But this was no lousy fish fry. No, Honeypie knows how to put one together. The meal came with three fine pieces of haddock covered with a breading of character and purpose. The breading was full of texture—looking like low grit sandpaper or three-day-old stubble, but much more appetizing—and it held the fish together so that it could easily be eaten by hand. Although the fish and breading were moderate in flavor, the tartar was bursting with it. Besides relish, some seasonings were visible in it, but I couldn’t infer what they were.
The skin-on french fries were on the softer side, with a light greasiness and a balanced saltiness. Nothing seemed remarkable about them on their surface, but they were quite wonderful. When eating the coleslaw, I thought to myself, “I might actually be getting some nutrition from this stuff.” Large chunks of fresh and crunchy red and green cabbage were covered by a light, unembellished cream. The only real drawback to the slaw was that it was thrown in the takeout box with everything else without being in its own container. (This particularly was an issue for my roommate, who didn’t want to eat coleslaw, or anything that touched it—I’m assuming there are others who feel similarly.) Although rye bread once again was absent, appearing in its stead was a fresh cornbread muffin. A container of whipped honey butter came with it. I didn’t order a piece of pie to go with my fish fry, but after having cornbread and honey butter, it would have been superfluous anyway.
The fish frys were finished on both sides of the glass. Zack brought out two battery-operated candles and poured two glasses of port wine while Jessica disposed of their garbage. I cracked open another Hamm’s. The conversation continued. Eventually it was time for my guests to be on their way. They took the trumpet and the Santa bag, but in its place, Jessica left me a mask she made, one of much higher quality than the bandana I had worn earlier in the evening, being fashioned with two layers of a cotton sheet and a HEPA filter. I now will be keeping others and myself a little more safe when I venture out every Friday. I’m not sure if the mask will stop the smell of fish frys from coming through, but one thing’s for sure, it isn’t going to stop me from eating them.
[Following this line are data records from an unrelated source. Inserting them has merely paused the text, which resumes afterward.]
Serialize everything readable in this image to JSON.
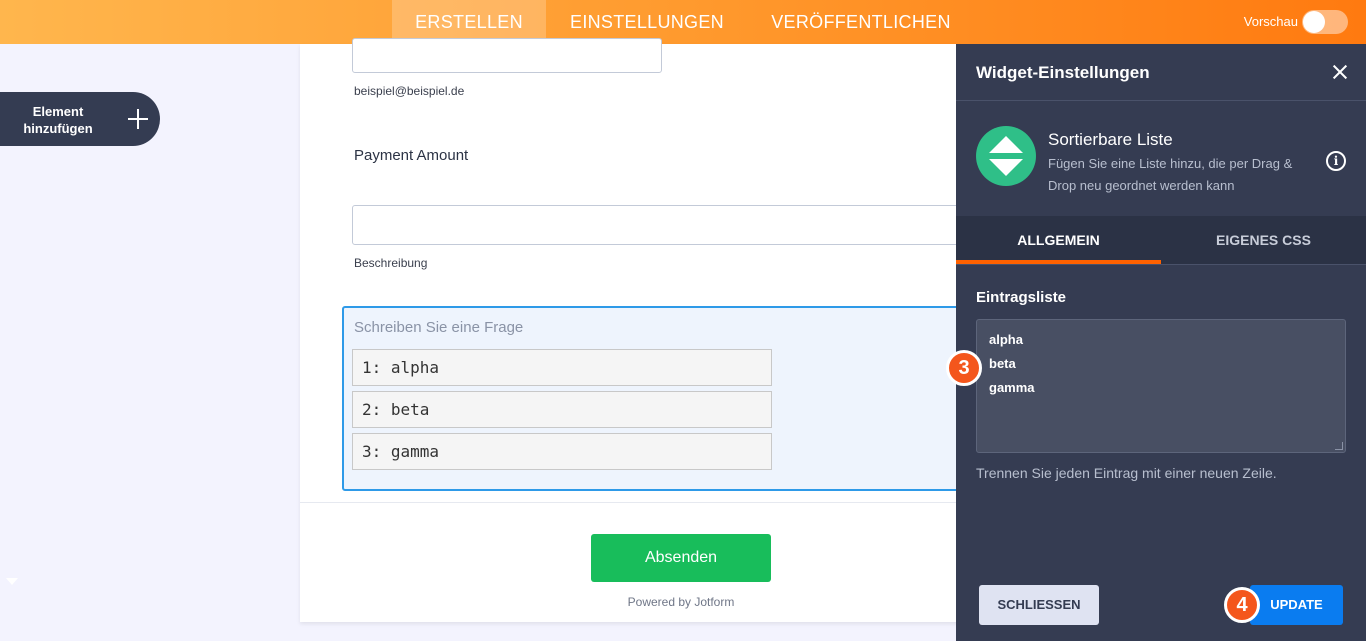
{
  "topbar": {
    "tabs": [
      {
        "label": "ERSTELLEN",
        "active": true
      },
      {
        "label": "EINSTELLUNGEN",
        "active": false
      },
      {
        "label": "VERÖFFENTLICHEN",
        "active": false
      }
    ],
    "preview_label": "Vorschau",
    "preview_enabled": false,
    "accent_start": "#ffb64d",
    "accent_end": "#ff7a10"
  },
  "sidebar": {
    "add_element_label": "Element hinzufügen",
    "add_icon": "plus-icon"
  },
  "form": {
    "email_value": "",
    "email_sublabel": "beispiel@beispiel.de",
    "payment_label": "Payment Amount",
    "payment_value": "",
    "payment_sublabel": "Beschreibung",
    "question_placeholder": "Schreiben Sie eine Frage",
    "sortable_items": [
      "1: alpha",
      "2: beta",
      "3: gamma"
    ],
    "submit_label": "Absenden",
    "submit_color": "#18bd5b",
    "powered_by": "Powered by Jotform"
  },
  "panel": {
    "title": "Widget-Einstellungen",
    "close_icon": "close-icon",
    "widget_name": "Sortierbare Liste",
    "widget_description": "Fügen Sie eine Liste hinzu, die per Drag & Drop neu geordnet werden kann",
    "widget_icon": "sort-arrows-icon",
    "info_icon_glyph": "i",
    "tabs": [
      {
        "label": "ALLGEMEIN",
        "active": true
      },
      {
        "label": "EIGENES CSS",
        "active": false
      }
    ],
    "section_label": "Eintragsliste",
    "entries": [
      "alpha",
      "beta",
      "gamma"
    ],
    "hint": "Trennen Sie jeden Eintrag mit einer neuen Zeile.",
    "close_button": "SCHLIESSEN",
    "update_button": "UPDATE",
    "update_color": "#0a7cf0"
  },
  "annotations": {
    "step_3": "3",
    "step_4": "4",
    "badge_color": "#f4561c"
  }
}
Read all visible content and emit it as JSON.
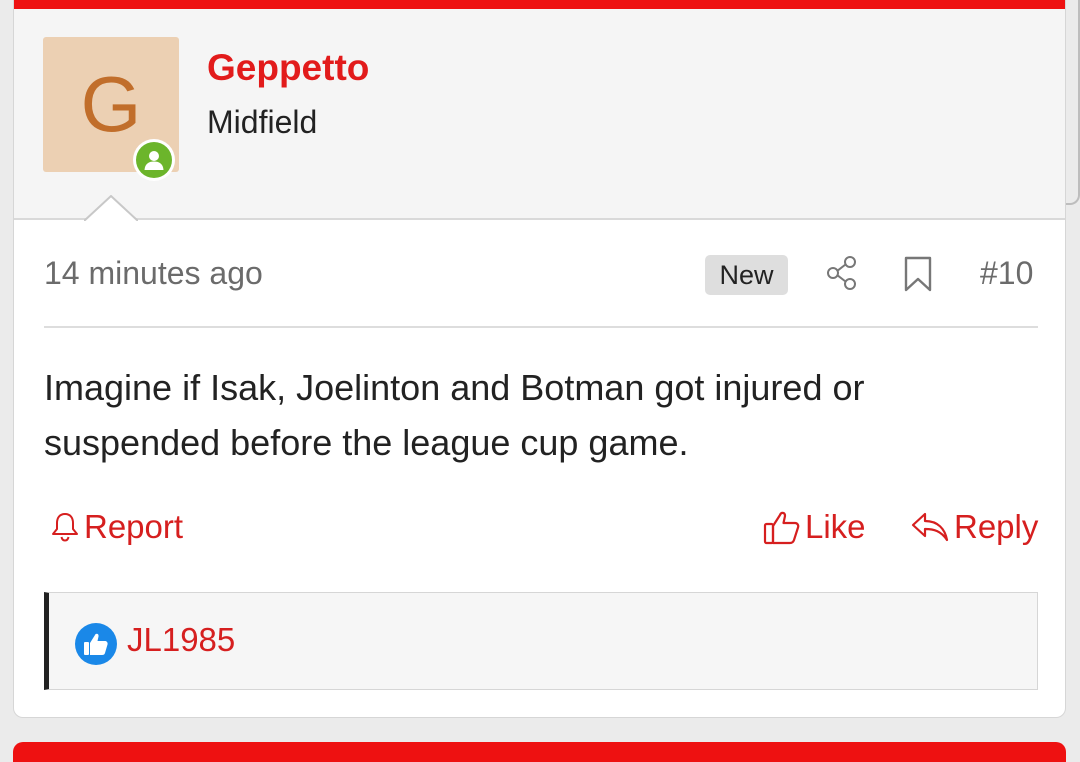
{
  "user": {
    "avatar_letter": "G",
    "name": "Geppetto",
    "title": "Midfield",
    "status_icon": "online-user-icon",
    "colors": {
      "name": "#e21b1b",
      "avatar_bg": "#ecd0b3",
      "avatar_letter": "#c16e2b",
      "online": "#6cb52b"
    }
  },
  "post": {
    "time": "14 minutes ago",
    "badge": "New",
    "number": "#10",
    "message": "Imagine if Isak, Joelinton and Botman got injured or suspended before the league cup game."
  },
  "actions": {
    "report_label": "Report",
    "like_label": "Like",
    "reply_label": "Reply"
  },
  "reactions": {
    "users": [
      "JL1985"
    ],
    "icon": "thumbs-up-icon"
  },
  "theme": {
    "accent": "#ee1111",
    "link": "#d61f1f"
  }
}
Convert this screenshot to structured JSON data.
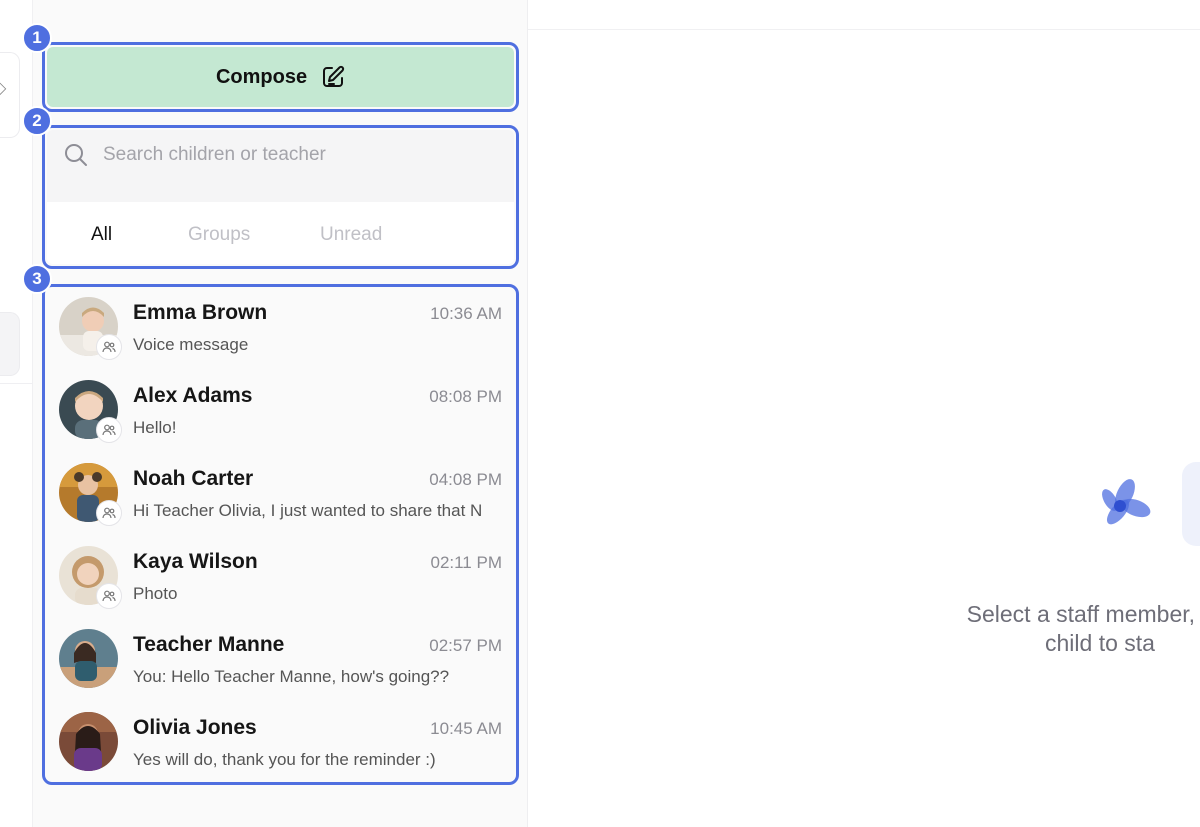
{
  "compose": {
    "label": "Compose",
    "icon": "edit-icon"
  },
  "search": {
    "placeholder": "Search children or teacher",
    "value": ""
  },
  "tabs": [
    {
      "label": "All",
      "active": true
    },
    {
      "label": "Groups",
      "active": false
    },
    {
      "label": "Unread",
      "active": false
    }
  ],
  "annotations": [
    "1",
    "2",
    "3"
  ],
  "conversations": [
    {
      "name": "Emma Brown",
      "time": "10:36 AM",
      "preview": "Voice message",
      "group": true
    },
    {
      "name": "Alex Adams",
      "time": "08:08 PM",
      "preview": "Hello!",
      "group": true
    },
    {
      "name": "Noah Carter",
      "time": "04:08 PM",
      "preview": "Hi Teacher Olivia, I just wanted to share that N",
      "group": true
    },
    {
      "name": "Kaya Wilson",
      "time": "02:11 PM",
      "preview": "Photo",
      "group": true
    },
    {
      "name": "Teacher Manne",
      "time": "02:57 PM",
      "preview": "You: Hello Teacher Manne, how's going??",
      "group": false
    },
    {
      "name": "Olivia Jones",
      "time": "10:45 AM",
      "preview": "Yes will do, thank you for the reminder :)",
      "group": false
    }
  ],
  "empty_state": {
    "line1": "Select a staff member, cre",
    "line2": "child to sta"
  },
  "colors": {
    "compose_bg": "#c4e8d2",
    "highlight": "#4f6fe0",
    "logo": "#4f6fe0"
  }
}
Takeaways: Honeypie offers haddock fish frys on Fridays for delivery and curbside pickup for $15; appetizing and memorable breading; flavorful tartar sauce; fresh and crunchy coleslaw; the french fries were not just filler; comes with cornbread and honey butter instead of rye bread; if your friend leaves a trumpet or Santa bag at your house, it’s okay for them to stop by to get those things and then eat a fish fry outside of your window.